Below are records to return verbatim; the pictures are to be dropped.

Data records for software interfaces
··········

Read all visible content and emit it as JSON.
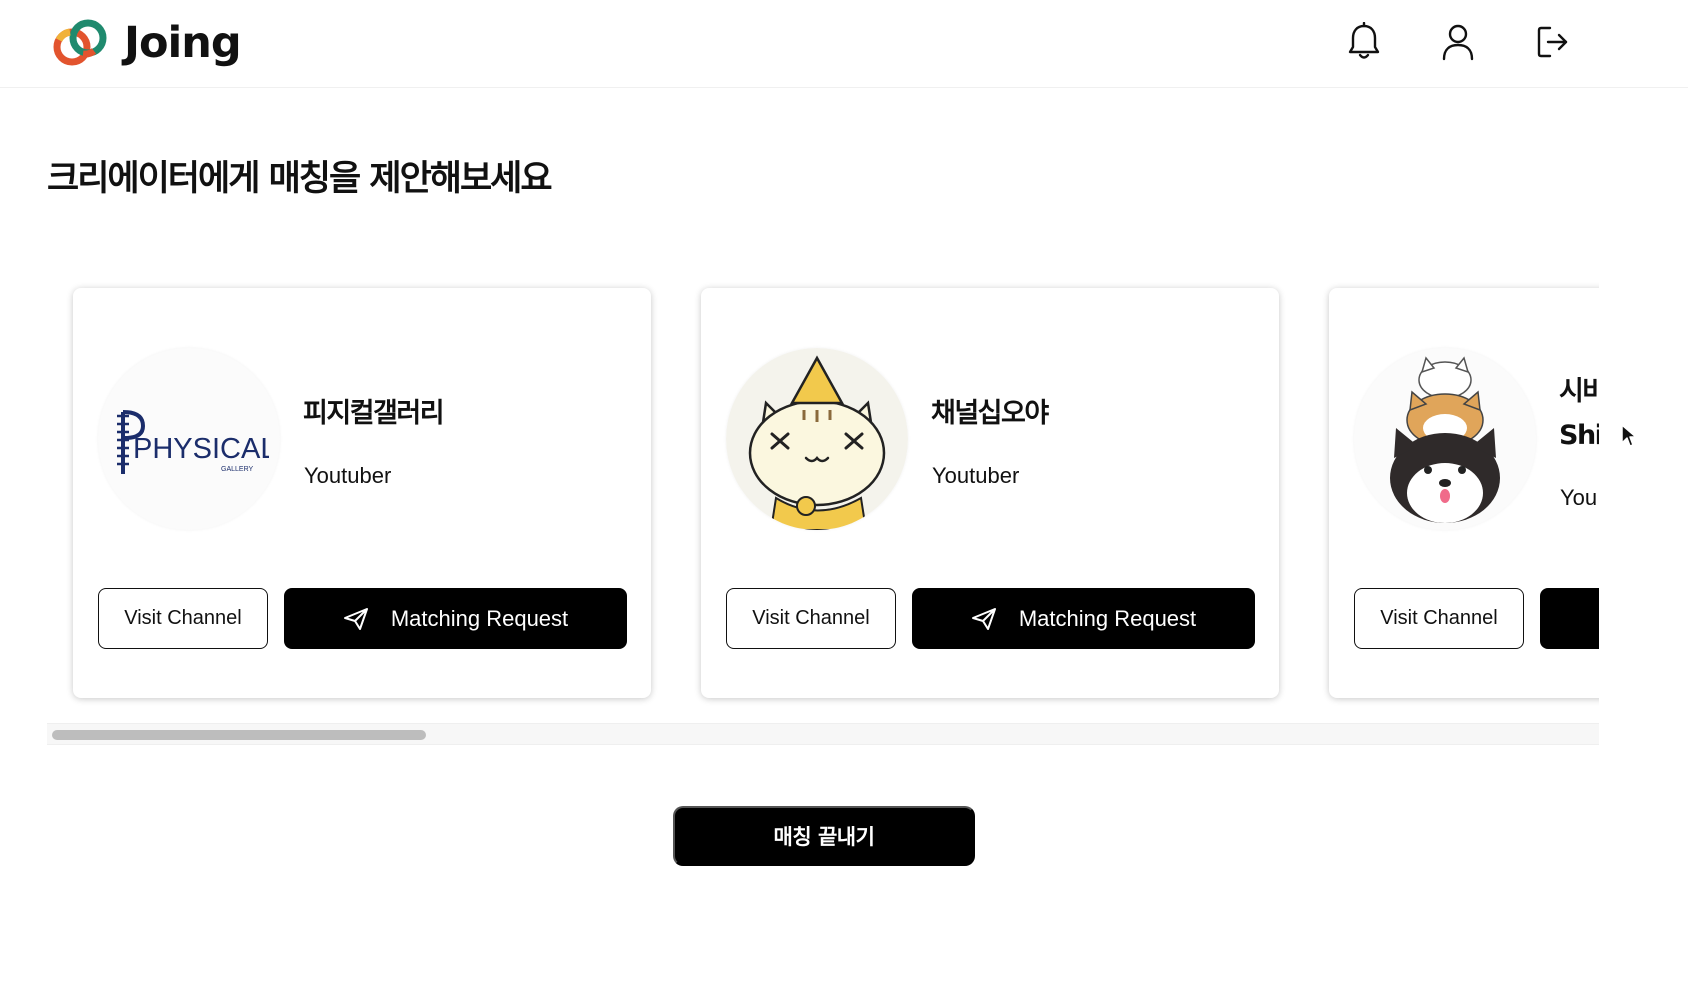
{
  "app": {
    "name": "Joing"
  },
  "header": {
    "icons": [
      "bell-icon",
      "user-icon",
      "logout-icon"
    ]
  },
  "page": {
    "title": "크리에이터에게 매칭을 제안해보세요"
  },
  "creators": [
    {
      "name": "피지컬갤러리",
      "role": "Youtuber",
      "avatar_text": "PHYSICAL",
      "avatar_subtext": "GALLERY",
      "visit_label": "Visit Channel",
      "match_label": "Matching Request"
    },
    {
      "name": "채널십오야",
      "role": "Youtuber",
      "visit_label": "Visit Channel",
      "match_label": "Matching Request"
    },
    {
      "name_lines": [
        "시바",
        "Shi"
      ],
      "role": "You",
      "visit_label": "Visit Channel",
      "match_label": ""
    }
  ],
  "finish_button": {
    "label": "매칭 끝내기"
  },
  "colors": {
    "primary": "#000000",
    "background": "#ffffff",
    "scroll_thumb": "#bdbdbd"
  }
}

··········

Answer to this exercise:
Read all visible content and emit it as JSON.
{
  "app": {
    "name": "Joing"
  },
  "header": {
    "icons": [
      "bell-icon",
      "user-icon",
      "logout-icon"
    ]
  },
  "page": {
    "title": "크리에이터에게 매칭을 제안해보세요"
  },
  "creators": [
    {
      "name": "피지컬갤러리",
      "role": "Youtuber",
      "avatar_text": "PHYSICAL",
      "avatar_subtext": "GALLERY",
      "visit_label": "Visit Channel",
      "match_label": "Matching Request"
    },
    {
      "name": "채널십오야",
      "role": "Youtuber",
      "visit_label": "Visit Channel",
      "match_label": "Matching Request"
    },
    {
      "name_lines": [
        "시바",
        "Shi"
      ],
      "role": "You",
      "visit_label": "Visit Channel",
      "match_label": ""
    }
  ],
  "finish_button": {
    "label": "매칭 끝내기"
  },
  "colors": {
    "primary": "#000000",
    "background": "#ffffff",
    "scroll_thumb": "#bdbdbd"
  }
}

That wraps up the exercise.